Q.18. Explain the issues that would need to be addressed if work is to be carried out safely from a ladder. (8) Answer: The type, duration & extent of the work to be undertaken The suitability of the ladder for the work (e.g. its height, condition, material of construction, etc) The safe positioning of the ladder & protecting it from impact The ability of the user to use 3 points of contact The competence of the operative Weather conditions & the type of tools to be used for the work Q.19. Identify Eight safe practices to be followed when using a skip for the collection & removal of waste from a construction site. (8) Answer: Ensuring the integrity of the skip Locating the skip on firm, level ground away from excavations Ensuring clear access for filling & for removing from site by vehicle Filling by chute or by mechanical means unless items are to be placed in the skip by hand Introducing controls to prevent overfilling & the tipping of incompatible wastes & netting or sheeting when the skip is full Ensure precautions from fire hazards created by the skips & the probable need to site away from buildings & to protect against arson Construction waste is controlled waste & must be carried by a licensed waste carrier, under a waste transfer note system, to a disposal site capable of accepting the waste. Q.20. A contractor has been engaged to undertake building maintenance work in a busy warehouse. a. Outline the issues that should be covered in an induction programme for the contractors employees. (8) Answer: General site safety rules regarding Smoking Clothing & PPE Use of electrical equipment & so on Requirements for PTWs & other controls Exclusion zones & traffic routes Arrangements for the storage of materials Particular risks in the working area (e.g. Movement of FLTs, Falling materials, Conveyors, & the possible presence of asbestos)

Accident reporting & other emergency procedures (e.g. action to be taken in the case of fire) & the location & use of welfare facilities including first-Aid Person on site to report to if the need should arise & the procedures for signing in & out

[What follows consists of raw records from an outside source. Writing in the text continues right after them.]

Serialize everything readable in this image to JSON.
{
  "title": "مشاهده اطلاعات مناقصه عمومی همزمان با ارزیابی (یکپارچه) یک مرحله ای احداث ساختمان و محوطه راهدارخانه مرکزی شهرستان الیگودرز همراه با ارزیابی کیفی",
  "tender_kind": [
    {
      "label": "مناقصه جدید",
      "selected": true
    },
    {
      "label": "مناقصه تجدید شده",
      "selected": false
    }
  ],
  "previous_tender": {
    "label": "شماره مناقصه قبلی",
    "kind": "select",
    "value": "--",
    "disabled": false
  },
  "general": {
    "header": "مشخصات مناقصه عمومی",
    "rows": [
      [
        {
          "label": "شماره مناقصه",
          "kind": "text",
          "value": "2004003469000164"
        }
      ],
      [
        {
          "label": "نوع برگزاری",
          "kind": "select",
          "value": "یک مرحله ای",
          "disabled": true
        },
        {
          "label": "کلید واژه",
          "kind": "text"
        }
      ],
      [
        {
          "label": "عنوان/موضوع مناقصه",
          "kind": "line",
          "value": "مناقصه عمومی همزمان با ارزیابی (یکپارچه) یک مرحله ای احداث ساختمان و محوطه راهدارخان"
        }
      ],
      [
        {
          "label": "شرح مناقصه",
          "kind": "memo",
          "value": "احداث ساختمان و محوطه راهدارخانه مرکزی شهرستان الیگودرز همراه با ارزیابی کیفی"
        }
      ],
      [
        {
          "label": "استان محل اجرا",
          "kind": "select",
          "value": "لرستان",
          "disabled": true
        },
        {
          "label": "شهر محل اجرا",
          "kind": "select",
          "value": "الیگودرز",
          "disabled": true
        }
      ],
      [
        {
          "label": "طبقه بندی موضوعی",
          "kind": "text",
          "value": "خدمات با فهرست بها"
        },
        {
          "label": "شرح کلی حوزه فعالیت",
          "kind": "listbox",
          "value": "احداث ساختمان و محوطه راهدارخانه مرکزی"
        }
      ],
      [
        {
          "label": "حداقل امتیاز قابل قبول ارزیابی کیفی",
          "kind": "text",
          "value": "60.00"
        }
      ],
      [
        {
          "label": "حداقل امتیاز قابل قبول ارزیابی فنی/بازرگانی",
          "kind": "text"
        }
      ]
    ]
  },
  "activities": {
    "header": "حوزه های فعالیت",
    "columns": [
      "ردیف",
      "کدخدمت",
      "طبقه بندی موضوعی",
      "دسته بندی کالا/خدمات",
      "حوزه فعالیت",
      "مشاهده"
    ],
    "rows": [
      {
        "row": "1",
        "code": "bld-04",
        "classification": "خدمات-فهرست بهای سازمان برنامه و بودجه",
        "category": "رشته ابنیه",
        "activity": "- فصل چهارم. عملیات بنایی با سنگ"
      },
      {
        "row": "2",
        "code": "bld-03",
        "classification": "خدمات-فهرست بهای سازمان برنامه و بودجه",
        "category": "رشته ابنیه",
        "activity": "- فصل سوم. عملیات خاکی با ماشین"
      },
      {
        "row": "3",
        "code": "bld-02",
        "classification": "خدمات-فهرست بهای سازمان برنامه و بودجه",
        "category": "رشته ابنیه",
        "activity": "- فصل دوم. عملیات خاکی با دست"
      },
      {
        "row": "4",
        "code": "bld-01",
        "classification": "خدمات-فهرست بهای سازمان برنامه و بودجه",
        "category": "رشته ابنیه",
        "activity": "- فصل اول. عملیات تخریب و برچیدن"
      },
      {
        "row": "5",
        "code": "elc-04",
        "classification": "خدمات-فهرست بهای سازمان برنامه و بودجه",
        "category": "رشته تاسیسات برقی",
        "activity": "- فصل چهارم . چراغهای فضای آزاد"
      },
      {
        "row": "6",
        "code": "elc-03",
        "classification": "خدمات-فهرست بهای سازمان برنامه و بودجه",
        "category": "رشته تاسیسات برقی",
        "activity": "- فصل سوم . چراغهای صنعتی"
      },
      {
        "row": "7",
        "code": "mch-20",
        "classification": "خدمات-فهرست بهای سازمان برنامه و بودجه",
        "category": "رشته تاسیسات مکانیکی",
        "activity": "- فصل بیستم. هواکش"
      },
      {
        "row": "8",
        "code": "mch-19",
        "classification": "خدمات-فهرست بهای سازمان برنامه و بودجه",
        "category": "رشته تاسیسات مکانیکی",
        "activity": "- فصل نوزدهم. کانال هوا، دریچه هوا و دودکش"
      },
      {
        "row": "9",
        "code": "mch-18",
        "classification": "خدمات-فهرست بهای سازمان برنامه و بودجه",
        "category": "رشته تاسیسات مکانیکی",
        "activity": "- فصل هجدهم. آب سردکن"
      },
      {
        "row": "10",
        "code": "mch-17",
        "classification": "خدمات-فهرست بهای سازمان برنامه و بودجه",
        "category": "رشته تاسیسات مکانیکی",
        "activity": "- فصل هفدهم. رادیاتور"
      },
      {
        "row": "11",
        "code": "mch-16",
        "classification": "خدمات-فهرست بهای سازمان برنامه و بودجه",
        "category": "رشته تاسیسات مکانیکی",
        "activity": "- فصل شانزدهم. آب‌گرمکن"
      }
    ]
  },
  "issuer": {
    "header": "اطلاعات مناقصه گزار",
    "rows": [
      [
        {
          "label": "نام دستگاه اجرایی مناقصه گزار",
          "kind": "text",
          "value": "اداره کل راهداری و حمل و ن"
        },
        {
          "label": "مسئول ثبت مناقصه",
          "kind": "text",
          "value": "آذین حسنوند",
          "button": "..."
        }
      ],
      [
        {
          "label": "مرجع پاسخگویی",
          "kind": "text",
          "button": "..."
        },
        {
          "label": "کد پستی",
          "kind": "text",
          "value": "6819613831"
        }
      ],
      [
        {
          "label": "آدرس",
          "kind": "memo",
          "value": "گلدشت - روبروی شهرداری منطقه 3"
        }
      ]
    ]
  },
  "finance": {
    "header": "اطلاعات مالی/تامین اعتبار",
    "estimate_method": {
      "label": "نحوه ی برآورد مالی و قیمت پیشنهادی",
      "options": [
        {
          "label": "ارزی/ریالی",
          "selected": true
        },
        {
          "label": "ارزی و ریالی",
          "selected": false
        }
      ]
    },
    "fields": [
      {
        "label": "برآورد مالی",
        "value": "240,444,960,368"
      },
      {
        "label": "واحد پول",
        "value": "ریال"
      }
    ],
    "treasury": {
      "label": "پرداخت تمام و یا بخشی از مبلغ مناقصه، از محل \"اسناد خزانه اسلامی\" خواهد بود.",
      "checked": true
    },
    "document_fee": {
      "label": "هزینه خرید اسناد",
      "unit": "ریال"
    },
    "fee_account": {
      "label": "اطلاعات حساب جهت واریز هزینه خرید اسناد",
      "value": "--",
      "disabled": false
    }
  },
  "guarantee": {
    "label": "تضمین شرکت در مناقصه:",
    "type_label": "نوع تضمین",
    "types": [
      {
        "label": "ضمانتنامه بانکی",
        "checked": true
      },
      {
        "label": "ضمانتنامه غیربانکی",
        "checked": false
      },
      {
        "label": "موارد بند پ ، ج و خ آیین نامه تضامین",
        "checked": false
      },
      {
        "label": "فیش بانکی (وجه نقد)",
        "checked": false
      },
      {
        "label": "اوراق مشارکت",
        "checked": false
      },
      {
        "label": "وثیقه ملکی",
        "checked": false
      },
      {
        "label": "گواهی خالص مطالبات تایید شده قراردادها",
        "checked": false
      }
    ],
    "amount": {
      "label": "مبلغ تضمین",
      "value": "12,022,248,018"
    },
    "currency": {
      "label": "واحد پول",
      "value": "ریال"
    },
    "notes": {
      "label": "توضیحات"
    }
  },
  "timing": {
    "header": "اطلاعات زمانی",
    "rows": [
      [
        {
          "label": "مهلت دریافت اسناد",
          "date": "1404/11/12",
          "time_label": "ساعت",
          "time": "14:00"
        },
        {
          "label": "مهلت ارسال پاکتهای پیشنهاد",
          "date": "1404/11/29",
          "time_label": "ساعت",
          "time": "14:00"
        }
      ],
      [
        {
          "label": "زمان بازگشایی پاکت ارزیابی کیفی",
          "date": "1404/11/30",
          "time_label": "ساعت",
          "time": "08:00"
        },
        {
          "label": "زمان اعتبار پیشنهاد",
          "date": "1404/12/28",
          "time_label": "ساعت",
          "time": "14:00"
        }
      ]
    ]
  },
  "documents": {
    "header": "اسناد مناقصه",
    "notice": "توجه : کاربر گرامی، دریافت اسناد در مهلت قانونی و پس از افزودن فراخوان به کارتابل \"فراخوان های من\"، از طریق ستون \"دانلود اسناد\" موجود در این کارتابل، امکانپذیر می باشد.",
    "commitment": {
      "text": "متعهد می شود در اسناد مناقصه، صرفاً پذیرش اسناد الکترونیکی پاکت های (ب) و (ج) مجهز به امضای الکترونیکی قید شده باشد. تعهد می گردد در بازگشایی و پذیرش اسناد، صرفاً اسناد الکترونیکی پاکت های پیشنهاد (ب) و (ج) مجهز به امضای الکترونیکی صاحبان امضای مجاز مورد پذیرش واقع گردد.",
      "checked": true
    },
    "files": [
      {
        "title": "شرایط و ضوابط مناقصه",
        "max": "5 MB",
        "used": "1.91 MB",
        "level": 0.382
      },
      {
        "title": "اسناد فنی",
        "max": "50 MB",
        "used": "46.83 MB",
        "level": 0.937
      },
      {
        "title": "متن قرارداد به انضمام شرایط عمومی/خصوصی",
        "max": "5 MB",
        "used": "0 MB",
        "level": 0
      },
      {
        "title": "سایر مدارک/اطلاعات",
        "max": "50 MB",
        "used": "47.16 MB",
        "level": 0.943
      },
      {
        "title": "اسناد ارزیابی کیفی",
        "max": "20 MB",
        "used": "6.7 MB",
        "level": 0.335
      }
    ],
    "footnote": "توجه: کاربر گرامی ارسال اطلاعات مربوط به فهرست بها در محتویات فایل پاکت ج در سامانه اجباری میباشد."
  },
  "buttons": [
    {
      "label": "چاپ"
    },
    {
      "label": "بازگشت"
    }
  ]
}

Q.21. The water main supplying a school is to be repaired, The work will be carried out in a 1.5 metre deep excavation, which will be supported in order to ensure the safety of the employees working in the excavation. a. Identify when the Three statutory inspections of the supported excavation must be carried out by the competent person. (3) Answer: These are at the start of every shift before work commences, after any event likely to affect the strength or stability of the excavation, & after any accidental fall of rock or earth or other material. Q.21. b. State the information that should be recorded on the excavation inspection report (5) Answer: The name & address of the person for whom the inspection was carried out The location of the place of work A description of the place of work inspected Details of any matters identified that could lead to risks to the H or S of any person The action to be taken to reduce the risk Any further action that might be needed The name & position of the person making the report & the sate & time of inspection. Q.21. c. Other than the provision of supports for the excavation, outline additional precautions to be taken during the repair work in order to reduce the risk of injury to the employees & others who may be affected by the work (12) Answer: The detection of underground services, safe digging, preferably by hand, near to the services & the provision of adequate support for them once exposed The isolation of the water supply to reduce the risk of flooding the excavation Ensuring the stability of adjacent buildings if this was thought to be necessary The provision of safe access in & out of the excavation & placing blocks to prevent plant from approaching too close to its edge & using appropriate PPE such as head protection, ear defend ers & safety footwear As for the possible risk of injury to others who might be affected by the work, there would initially need to be close liaison between the contractors & the school authorities to ensure, whenever possible, that work in the excavation was carried out outside school hours. Additionally, barriers would need to be erected to provide a safe walkway for teachers & children & other members of the public & precautions would have to be taken to ensure that materials & equipment were stored in a safe compound & plant immobilized when not in actual use.